First Study

Ferguson correlated homicide rates between 1920 and 2005 to the frequency and graphicness of violence in popular movies during that same timespan using independent raters. Although a link between violent movies and homicide rates was discovered during the mid-20th century, this connection was diminished in the 1990s when movie violence was associated with fewer homicides. A link between movie violence and a decline in homicides was also discovered before the 1940s.

Second Study

Focusing on video game violence, Ferguson used the Entertainment Software Ratings Board (ESRB) to determine the violent content for the most popular video games between 1996 and 2011. Federal data on youth violence during the same time period was compared to ESRB-estimated violence content. Violent content in the most popular video games during these years was associated with a drop in youth violence. Ferguson stressed that this decline in youth violence was most likely by chance and not directly related to video game violence.

"Society has a limited amount of resources and attention to devote to the problem of reducing crime.
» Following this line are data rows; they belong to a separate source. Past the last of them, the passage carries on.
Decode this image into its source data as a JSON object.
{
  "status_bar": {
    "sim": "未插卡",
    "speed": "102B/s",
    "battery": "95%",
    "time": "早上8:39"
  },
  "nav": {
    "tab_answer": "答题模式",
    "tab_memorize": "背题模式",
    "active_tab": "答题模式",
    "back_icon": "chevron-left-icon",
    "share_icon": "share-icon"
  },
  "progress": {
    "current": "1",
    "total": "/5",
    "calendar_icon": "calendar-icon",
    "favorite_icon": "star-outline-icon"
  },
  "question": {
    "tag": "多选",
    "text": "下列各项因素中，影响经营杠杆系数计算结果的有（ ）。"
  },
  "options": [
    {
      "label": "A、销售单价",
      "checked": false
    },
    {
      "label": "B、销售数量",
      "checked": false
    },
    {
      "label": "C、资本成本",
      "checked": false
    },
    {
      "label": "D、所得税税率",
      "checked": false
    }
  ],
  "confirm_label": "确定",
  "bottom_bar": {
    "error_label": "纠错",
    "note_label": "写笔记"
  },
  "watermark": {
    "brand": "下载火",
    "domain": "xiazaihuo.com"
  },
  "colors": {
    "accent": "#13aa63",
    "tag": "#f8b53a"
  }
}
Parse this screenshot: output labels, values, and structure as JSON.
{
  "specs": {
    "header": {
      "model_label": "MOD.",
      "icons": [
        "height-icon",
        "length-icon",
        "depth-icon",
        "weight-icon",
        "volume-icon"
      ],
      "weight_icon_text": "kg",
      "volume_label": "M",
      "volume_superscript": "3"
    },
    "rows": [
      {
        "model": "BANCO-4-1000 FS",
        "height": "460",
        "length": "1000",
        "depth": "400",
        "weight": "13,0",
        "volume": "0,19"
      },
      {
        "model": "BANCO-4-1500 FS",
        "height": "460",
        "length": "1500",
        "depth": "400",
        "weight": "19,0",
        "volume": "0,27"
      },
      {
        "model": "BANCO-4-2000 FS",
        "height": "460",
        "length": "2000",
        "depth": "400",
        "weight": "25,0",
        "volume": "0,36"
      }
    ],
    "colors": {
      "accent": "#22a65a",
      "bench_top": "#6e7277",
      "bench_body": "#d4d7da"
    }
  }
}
There is a risk that identifying the wrong problem, such as media violence, may distract society from more pressing concerns such as poverty, education and vocational disparities, and mental health," Ferguson said in a statement. "This research may help society focus on issues that really matter and avoid devoting unnecessary resources to the pursuit of moral agendas with little practical value."

Source: Ferguson C. Does Media Violence Predict Societal Violence? It Depends on What You Look at and When. Journal of Communication. 2014.